The Cochrane database was searched using the term ‘dysarthria’.

Medline was then searched for articles subsequent to the identified Cochrane review, from 2002-week 17/10/2011 using the OVID interface.
Search terms used were: (oral motor OR oro-motor OR oro-facial) AND exercises AND (speech OR dysarthria) NOT child*

Search Outcome

On the Cochrane database, 8 papers were found of which one was relevant.

On Medline, 7 papers were found of which 6 were irrelevant. One systematic review was excluded as it contained no relevant studies subsequent to the Cochrane review.

Relevant Paper(s)

Author, date and country Patient group Study type (level of evidence) Outcomes Key results Study Weaknesses
Sellars et al
No studies met stated criteria for inclusion.Cochrane reviewNot applicableNot applicableNot applicable


Few studies have been completed into the benefits of oro-motor exercises for dysarthria. Those that are published report variable outcomes but all have considerable methodological limitations, such as small sample size.

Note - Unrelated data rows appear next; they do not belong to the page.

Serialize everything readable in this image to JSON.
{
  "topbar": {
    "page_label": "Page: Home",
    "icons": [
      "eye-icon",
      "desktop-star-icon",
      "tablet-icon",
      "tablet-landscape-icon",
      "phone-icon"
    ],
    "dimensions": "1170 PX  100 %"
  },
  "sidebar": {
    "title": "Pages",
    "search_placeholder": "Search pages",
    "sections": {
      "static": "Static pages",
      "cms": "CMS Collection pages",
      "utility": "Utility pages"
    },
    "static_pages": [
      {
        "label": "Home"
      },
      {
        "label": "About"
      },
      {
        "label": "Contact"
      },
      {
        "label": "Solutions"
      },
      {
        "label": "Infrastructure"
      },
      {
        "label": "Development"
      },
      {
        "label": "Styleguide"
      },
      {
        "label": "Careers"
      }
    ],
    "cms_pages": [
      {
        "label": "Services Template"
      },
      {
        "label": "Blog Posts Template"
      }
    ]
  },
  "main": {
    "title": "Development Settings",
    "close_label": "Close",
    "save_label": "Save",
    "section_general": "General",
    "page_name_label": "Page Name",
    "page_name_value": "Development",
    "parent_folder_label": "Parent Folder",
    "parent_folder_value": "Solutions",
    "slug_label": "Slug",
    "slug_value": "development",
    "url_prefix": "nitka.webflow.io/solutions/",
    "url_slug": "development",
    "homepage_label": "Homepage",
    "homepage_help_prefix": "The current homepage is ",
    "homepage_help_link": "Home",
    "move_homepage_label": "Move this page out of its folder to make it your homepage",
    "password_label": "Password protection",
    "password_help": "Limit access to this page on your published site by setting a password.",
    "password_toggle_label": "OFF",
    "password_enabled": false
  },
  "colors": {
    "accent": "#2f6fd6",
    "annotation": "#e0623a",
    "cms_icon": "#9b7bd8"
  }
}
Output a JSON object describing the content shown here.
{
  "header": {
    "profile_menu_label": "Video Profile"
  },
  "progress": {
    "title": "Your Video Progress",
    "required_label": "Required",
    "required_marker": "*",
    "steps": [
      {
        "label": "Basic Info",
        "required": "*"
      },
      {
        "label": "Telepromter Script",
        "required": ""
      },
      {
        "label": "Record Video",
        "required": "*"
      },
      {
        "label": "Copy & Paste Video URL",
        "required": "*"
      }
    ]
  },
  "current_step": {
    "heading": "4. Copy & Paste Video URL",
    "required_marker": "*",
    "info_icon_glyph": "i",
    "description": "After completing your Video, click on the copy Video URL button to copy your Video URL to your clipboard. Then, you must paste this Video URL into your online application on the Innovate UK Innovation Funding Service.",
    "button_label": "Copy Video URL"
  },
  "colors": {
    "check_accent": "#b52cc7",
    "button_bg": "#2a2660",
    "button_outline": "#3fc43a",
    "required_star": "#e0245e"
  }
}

Further good quality research is required in this area.

Clinical Bottom Line

There is insufficient evidence to support or refute the use of oro-motor exercises, to increase the intelligibility of speech, in dysarthria due to non-progressive neurological conditions.


  1. Sellars, C., Hughes, T. and Langhorne, P. Speech and langauge therapy for dysarthria due to nonprogressive brain damage: a systematic Cochrane review Clinical Rehabilitation 2002; 61-67